The word "icon" marks the lines to copy; find all of them in the entries below.

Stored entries

++++++++++

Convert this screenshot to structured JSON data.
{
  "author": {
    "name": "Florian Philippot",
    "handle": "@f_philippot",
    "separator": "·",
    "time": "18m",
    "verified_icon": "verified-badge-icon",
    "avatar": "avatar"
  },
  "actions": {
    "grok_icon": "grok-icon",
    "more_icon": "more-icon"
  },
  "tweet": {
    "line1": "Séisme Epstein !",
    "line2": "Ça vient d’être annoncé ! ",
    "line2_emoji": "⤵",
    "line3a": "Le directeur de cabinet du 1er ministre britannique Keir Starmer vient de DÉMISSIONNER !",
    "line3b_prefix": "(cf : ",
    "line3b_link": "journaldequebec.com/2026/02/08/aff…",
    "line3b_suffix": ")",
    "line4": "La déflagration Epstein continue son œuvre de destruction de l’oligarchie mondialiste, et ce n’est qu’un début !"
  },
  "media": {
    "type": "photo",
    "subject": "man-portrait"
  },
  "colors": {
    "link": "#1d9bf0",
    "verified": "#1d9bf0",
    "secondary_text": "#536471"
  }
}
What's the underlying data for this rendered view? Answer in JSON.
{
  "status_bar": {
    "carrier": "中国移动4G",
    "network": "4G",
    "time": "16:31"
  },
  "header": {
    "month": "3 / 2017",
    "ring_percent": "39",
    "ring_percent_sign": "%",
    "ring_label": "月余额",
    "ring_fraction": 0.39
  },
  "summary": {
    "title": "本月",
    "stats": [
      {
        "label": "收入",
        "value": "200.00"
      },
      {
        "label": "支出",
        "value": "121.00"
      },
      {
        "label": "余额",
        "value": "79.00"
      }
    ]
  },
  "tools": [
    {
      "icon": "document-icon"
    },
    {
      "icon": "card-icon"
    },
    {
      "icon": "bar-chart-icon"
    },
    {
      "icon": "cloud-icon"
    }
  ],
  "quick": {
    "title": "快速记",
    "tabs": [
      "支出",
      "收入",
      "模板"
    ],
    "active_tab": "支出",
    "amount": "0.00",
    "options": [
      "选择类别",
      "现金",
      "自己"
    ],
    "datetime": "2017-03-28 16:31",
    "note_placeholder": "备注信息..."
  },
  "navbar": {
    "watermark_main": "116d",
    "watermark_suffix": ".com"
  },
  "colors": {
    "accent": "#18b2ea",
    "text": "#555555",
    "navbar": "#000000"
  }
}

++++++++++

**Solution for this exercise:**
    "verified_icon": "verified-badge-icon",
    "grok_icon": "grok-icon",
    "more_icon": "more-icon"
      "icon": "document-icon"
      "icon": "card-icon"
      "icon": "bar-chart-icon"
      "icon": "cloud-icon"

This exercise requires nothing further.